▶ **WORK REQUIRED**:
Look for "используется" in the listing below. Gather each line that contains it.

▶ **SOURCE MATERIAL**:
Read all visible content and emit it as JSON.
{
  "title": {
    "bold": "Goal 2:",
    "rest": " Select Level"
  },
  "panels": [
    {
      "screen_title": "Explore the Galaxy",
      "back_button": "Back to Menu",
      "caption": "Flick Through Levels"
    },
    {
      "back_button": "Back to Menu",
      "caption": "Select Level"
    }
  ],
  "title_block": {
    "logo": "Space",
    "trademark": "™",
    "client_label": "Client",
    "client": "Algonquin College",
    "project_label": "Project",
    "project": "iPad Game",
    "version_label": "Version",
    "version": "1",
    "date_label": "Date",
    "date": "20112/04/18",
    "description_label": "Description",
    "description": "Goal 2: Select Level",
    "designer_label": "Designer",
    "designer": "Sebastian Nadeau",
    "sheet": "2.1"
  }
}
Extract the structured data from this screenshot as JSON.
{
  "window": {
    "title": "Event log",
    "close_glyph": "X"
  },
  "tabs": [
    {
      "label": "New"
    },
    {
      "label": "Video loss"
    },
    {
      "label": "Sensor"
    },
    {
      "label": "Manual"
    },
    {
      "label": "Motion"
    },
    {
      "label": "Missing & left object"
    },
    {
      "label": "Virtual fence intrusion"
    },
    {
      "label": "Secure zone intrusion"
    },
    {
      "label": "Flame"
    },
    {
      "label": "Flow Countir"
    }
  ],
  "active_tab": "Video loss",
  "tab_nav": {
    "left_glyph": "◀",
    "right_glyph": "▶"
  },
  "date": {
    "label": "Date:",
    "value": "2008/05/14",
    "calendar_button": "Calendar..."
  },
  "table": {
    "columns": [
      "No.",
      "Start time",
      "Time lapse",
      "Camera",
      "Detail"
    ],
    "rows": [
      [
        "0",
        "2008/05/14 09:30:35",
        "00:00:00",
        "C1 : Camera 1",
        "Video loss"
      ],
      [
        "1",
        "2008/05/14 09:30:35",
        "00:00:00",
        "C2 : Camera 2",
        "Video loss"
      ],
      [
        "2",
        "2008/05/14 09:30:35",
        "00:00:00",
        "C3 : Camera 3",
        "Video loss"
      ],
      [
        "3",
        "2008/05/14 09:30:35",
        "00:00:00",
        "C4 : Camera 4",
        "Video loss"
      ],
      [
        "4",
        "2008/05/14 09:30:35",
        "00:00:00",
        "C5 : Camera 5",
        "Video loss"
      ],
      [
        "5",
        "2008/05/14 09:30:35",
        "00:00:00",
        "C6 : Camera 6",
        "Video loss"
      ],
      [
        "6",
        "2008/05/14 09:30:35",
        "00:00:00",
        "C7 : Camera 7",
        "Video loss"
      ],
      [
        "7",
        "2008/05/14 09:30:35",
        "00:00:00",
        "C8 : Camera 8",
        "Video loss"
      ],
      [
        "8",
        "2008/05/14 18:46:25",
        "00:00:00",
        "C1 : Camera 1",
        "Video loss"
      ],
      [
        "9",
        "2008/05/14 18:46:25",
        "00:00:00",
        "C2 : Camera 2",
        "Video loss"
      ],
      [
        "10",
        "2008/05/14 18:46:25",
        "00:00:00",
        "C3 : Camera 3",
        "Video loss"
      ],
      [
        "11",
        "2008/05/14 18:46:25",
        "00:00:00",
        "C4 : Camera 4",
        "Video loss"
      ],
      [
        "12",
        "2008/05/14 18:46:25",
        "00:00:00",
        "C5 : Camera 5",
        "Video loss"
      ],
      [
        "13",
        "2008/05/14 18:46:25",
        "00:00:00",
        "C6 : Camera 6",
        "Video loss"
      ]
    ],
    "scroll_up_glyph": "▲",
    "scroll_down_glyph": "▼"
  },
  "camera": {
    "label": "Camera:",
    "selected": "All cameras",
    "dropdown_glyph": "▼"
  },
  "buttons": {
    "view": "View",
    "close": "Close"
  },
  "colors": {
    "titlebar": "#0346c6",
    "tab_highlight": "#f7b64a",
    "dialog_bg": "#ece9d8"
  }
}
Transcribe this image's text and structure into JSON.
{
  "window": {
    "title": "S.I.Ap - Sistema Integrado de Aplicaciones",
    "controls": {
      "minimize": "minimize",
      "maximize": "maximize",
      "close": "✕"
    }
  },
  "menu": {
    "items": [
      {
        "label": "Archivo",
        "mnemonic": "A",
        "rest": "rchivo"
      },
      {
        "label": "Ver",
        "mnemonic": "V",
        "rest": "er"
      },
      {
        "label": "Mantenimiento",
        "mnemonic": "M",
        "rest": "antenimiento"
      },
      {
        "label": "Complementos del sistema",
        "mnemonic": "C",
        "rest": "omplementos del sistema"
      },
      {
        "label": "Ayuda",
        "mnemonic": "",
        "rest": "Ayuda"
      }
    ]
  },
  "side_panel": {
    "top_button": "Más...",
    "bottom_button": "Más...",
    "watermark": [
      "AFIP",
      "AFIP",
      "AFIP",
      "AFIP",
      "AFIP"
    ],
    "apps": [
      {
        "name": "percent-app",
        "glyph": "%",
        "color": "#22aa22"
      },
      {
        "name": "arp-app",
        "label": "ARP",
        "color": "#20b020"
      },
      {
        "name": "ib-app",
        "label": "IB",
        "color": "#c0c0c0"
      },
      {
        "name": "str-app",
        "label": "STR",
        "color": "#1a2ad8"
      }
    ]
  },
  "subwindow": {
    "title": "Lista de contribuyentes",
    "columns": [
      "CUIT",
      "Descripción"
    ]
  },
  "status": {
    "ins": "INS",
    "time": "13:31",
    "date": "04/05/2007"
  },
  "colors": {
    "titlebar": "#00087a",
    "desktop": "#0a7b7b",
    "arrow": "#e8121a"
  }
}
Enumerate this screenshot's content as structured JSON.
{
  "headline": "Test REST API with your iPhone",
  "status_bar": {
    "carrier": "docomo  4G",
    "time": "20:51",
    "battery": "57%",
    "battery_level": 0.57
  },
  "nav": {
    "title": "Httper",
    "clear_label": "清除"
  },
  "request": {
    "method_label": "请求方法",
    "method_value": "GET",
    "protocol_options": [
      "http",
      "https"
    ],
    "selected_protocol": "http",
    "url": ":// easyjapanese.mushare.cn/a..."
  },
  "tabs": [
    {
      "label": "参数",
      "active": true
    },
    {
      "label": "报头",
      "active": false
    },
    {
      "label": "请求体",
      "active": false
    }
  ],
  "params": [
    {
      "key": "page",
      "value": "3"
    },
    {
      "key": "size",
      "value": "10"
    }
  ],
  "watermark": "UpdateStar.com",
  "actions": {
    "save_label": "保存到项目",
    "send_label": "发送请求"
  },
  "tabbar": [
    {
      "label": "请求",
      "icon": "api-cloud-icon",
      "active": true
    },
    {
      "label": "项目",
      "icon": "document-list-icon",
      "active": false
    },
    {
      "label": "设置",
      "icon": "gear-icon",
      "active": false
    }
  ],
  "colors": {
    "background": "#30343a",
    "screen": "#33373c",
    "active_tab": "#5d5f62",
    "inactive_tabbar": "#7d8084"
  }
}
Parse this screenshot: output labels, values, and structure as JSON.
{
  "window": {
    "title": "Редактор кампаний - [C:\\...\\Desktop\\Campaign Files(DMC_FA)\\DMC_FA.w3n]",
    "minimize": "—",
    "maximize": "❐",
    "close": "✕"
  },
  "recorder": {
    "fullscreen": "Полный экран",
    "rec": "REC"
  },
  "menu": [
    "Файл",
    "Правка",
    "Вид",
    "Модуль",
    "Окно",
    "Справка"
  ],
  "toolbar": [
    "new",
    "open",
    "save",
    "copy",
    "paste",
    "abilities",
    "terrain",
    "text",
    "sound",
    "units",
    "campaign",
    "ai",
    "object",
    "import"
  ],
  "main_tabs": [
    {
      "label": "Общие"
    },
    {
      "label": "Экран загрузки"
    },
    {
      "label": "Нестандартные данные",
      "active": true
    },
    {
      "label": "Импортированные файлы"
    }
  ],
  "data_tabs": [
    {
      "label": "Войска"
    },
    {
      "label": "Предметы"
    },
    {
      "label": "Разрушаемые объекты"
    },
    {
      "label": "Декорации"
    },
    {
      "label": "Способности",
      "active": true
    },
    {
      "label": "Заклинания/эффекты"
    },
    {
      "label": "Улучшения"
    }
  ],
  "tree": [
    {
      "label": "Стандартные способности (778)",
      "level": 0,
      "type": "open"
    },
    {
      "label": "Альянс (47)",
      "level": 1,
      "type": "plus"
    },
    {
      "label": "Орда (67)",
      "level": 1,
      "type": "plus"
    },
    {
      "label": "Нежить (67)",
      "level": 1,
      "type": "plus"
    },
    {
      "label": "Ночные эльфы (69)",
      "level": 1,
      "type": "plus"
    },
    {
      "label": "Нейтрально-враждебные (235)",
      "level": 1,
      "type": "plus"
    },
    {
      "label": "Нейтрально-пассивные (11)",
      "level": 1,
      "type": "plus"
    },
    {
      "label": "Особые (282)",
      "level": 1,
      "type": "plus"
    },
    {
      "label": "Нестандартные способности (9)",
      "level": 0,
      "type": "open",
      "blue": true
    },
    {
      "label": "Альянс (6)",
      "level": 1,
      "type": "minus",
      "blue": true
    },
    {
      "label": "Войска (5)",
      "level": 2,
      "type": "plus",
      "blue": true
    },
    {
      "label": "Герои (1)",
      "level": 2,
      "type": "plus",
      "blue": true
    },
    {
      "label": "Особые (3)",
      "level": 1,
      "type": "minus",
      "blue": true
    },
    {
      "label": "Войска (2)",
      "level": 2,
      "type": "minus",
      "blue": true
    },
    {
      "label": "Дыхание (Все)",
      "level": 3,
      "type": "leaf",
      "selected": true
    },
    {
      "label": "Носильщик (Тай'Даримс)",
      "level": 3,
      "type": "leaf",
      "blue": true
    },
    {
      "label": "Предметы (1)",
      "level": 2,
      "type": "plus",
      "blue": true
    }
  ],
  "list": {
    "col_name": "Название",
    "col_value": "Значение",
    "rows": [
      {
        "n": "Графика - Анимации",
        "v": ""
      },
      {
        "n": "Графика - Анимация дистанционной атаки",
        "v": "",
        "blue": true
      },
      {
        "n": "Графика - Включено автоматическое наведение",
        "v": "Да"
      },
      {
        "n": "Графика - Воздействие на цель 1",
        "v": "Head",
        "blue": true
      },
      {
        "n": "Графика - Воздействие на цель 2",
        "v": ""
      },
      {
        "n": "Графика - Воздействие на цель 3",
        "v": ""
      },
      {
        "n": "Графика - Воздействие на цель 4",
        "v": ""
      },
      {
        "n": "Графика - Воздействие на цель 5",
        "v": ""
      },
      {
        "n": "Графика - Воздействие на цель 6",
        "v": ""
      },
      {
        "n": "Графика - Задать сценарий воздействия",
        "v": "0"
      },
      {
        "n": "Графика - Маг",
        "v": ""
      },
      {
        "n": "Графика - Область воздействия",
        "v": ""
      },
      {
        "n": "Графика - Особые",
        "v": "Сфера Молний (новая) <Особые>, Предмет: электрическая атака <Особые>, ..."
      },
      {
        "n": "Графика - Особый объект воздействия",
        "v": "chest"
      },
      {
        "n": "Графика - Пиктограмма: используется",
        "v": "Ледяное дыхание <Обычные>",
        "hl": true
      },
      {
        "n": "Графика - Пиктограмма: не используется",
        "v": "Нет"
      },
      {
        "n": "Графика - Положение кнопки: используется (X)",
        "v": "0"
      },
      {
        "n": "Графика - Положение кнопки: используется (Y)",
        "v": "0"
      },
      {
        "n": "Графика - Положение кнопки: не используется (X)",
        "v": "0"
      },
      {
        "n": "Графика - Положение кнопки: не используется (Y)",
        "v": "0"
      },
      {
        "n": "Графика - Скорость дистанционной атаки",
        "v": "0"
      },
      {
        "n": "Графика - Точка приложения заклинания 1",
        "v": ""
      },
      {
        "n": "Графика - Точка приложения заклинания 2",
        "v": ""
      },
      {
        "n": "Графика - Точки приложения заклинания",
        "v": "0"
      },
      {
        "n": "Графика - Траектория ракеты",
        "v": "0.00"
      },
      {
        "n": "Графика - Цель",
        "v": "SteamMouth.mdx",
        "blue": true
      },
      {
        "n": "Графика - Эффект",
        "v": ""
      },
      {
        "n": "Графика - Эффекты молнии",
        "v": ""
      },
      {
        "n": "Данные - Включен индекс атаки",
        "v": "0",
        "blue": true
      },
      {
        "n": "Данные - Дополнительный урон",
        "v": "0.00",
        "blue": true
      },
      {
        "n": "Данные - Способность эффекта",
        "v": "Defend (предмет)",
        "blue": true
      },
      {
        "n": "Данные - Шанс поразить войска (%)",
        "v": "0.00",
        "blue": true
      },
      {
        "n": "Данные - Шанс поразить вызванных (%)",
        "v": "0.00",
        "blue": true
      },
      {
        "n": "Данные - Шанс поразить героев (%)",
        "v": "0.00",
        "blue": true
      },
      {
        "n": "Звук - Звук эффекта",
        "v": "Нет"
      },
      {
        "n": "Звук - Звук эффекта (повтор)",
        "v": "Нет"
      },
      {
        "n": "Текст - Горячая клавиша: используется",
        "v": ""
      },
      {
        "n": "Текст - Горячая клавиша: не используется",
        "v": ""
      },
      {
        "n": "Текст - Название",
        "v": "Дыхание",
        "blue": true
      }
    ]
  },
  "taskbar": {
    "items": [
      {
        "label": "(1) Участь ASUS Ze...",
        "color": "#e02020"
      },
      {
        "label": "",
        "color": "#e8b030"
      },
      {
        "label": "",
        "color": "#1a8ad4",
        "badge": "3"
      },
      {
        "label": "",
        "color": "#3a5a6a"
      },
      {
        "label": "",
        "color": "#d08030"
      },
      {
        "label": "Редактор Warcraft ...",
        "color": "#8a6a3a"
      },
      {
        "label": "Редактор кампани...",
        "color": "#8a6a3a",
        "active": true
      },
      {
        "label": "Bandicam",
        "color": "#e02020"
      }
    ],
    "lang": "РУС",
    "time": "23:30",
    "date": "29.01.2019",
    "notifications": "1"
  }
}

▶ **REPLY TO THE TASK**:
        "n": "Графика - Пиктограмма: используется",
        "n": "Графика - Пиктограмма: не используется",
        "n": "Графика - Положение кнопки: используется (X)",
        "n": "Графика - Положение кнопки: используется (Y)",
        "n": "Графика - Положение кнопки: не используется (X)",
        "n": "Графика - Положение кнопки: не используется (Y)",
        "n": "Текст - Горячая клавиша: используется",
        "n": "Текст - Горячая клавиша: не используется",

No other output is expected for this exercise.